      L. H. Almeida Gratão is a PhD student in Child and Adolescent Health, Medicine School of Universidade Federal de Minas Gerais, Minas Gerais, Brazil.


      A. Silva do Carmo is a PhD in the Ministry of Health, Brasília, Brazil.


      A. B. Pereira Costa is a PhD student in Public Health, Universidade Federal de Minas Gerais, Minas Gerais, Brazil.


      C. de Freitas Cunha is a full professor, Department of Pediatrics, Faculty of Medicine, Universidade Federal de Minas Gerais, Minas Gerais, Brazil.


      T. Resende Prado Rangel de Oliveira is an adjunct professor in the Nutrition Course, Pontifícia Universidade Católica de Minas Gerais, Minas Gerais, Brazil.

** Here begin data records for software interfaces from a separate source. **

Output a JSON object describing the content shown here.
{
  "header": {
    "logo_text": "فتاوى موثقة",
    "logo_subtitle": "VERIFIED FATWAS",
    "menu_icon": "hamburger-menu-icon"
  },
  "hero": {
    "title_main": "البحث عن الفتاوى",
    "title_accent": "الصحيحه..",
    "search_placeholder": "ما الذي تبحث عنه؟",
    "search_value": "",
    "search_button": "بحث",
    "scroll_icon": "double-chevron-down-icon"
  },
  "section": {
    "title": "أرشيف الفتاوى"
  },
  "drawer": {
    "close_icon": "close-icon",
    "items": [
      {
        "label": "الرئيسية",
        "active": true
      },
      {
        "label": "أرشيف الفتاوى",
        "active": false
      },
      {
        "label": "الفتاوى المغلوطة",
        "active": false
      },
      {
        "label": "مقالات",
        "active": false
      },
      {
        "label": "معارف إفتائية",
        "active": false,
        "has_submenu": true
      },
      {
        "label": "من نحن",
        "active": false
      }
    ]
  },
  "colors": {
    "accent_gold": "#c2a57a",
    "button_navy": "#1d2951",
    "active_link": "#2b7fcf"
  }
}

      L. Loures Mendes is an adjunct professor, Department of Nutrition, School of Nursing, Universidade Federal de Minas Gerais, Minas Gerais, Brazil.